clock menu more-arrow no yes mobile

Filed under:

2017 NCAA Tournamen: A (semi) Statistical Recap of Kansas vs Michigan State

NCAA Basketball: NCAA Tournament-Second Round-Kansas vs Michigan State Kevin Jairaj-USA TODAY Sports

When the game started, I thought Kansas would need an unlucky day from three from the Spartans to avoid having a nailbiter type game. Turns out I underestimated the Jayhawks, who led by 5 at half despite the Spartans attempting roughly 43 percent of their shots from three and making 44 percent of them. When that did eventually even out, the Jayhawks were obviously able to pull away.

Kansas had a good day in its own right from three, but it was inside the arc that propelled the Jayhawks. Kansas shot 59 percent on twos (and 40 percent on threes to be fair) en route to scoring 1.29 points per possession. Kansas was able to take advantage of Michigan State not turning it over as well, committing turnovers on 10 percent of their possessions. Even though the Jayhawks didn’t do a great job on the offensive glass, it is honestly pretty tough to lose turning it over that little amount of times.

Kansas was consistently able to spread out Michigan State, who couldn’t handle the Jayhawks 1 on 1. Josh Jackson making multiple stepback jumpers was probably a bit of anomaly, but Frank Mason getting into the lane whenever he wanted and Kansas getting as many open looks inside probably wasn’t. I do wish Kansas would have taken more threes, but it is tough to fault them for not doing so when shooting 60 percent on twos.

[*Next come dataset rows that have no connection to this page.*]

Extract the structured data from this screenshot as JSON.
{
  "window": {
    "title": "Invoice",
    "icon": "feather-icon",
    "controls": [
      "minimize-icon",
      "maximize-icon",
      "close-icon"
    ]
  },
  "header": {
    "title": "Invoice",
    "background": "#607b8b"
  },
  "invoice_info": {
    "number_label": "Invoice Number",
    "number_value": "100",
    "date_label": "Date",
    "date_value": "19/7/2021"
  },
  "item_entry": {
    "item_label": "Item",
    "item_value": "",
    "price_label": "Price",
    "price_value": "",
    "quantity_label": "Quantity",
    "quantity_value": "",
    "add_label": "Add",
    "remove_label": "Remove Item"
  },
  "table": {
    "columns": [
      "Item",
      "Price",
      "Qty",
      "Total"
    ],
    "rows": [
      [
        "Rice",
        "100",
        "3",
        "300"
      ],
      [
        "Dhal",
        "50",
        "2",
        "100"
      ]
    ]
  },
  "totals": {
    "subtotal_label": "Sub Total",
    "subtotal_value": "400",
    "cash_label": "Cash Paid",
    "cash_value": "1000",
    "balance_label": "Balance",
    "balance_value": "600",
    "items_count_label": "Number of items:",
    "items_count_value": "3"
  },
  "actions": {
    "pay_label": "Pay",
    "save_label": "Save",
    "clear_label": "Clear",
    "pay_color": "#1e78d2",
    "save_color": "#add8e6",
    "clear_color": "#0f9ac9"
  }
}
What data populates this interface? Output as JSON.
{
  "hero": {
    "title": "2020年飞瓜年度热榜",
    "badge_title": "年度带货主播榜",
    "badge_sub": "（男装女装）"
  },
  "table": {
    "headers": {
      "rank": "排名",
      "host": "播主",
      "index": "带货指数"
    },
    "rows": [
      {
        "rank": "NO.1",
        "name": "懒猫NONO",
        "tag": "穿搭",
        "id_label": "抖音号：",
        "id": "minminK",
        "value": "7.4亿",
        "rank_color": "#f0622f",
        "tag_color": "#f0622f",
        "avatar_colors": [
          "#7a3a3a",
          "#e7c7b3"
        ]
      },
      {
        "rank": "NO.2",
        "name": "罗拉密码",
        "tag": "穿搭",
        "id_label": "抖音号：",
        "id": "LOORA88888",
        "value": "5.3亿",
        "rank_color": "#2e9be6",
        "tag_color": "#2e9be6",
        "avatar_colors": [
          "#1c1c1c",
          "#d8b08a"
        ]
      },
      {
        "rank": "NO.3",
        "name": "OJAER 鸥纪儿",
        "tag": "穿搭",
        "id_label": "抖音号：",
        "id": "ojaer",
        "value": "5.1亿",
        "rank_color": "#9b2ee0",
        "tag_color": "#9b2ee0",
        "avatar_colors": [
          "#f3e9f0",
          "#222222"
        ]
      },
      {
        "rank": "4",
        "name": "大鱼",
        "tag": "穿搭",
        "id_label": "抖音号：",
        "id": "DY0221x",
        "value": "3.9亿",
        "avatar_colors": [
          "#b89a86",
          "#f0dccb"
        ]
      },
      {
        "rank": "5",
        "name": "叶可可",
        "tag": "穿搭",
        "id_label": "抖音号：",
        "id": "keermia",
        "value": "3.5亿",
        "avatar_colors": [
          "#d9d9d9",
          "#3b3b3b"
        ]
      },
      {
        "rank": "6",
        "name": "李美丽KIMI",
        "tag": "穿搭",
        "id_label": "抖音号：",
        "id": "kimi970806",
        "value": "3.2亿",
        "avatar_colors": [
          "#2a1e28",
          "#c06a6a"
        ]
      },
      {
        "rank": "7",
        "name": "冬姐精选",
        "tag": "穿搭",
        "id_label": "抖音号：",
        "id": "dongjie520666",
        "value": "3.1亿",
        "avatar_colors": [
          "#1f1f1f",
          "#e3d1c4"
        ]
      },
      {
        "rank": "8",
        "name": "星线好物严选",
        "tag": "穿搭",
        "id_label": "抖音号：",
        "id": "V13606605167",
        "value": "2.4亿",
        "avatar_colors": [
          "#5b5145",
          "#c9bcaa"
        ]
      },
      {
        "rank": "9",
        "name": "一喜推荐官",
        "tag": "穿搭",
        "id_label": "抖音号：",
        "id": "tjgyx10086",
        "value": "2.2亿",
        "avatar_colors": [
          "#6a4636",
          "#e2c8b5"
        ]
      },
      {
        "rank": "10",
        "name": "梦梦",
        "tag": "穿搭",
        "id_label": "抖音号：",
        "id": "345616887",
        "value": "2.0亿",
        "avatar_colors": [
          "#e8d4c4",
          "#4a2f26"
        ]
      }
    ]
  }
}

Defensively, the Jayhawks allowed 1 point per possession. Some of that is Michigan State having some bad luck from three, but Josh Jackson did a great job on Miles Bridges, Landen Lucas did a great job inside, and Dwight Coleby did a great job filling in. The guards in general also did a pretty good job at taking away the things Michigan State liked to do, and were able to force quite a few tough jumpers.

I would have liked to have seen them force more turnovers than they did (14.3 percent of possessions), especially considering Michigan State turns the ball over so much, but they kept the Spartans off the glass (though in fairness a lot of that was due to MSU wanting to get back on D) and did enough defensively to allow the offense to go win it.

  • Frank Mason was 6-12 from two and 8-8 from the line, with 5 assists and 0 turnovers. Even without making a three, he had a hell of a game. He was pretty good defensively as well.
  • Josh Jackson wanted to have a good game against his childhood friends and boy did he, going 7-11 on twos and 2-5 from three. He also added 3 rebounds, 2 blocks, and 2 steals. Not half bad.
  • Devonte Graham was 3-4 on twos, 4-6 from three, had 4 assists, and 3 steals. He was probably the Jayhawks’ best perimeter defender, and also was able to impact the game driving the lane, which isn’t his usual role.
  • Svi Mykhailiuk was 1-3 from three, but 2-2 on twos and showed a good job attacking the basket. He also had 4 rebounds and 3 assists with no turnovers, which is key for him. Svi also looked a lot better defensively, and even challenged a couple corner threes without getting lost or committing a foul. (editor’s note: I had a huge blurb about him ready to go and then completely glossed over him in the boxscore. whoops).
  • Landen Lucas had another game where he showed he is maybe the most valuable player on the roster, going 5-7 and adding 11 rebounds, all while playing great defense inside.
  • Lagerald Vick had an up and down game, showing off his athleticism but struggling a bit with his shooting. He finished 2-5 on twos and 1-2 from three with 5 rebounds. He also had the temerity to show emotion after a huge alley oop and earned a technical.
  • Dwight Coleby did a great job spelling Lucas, playing some tough defense and grabbing key rebounds. In all he had 3 points, 4 rebounds, and a steal.
  • Carlton Bragg had 3 fouls and a rebound in 5 minutes. Not his best night.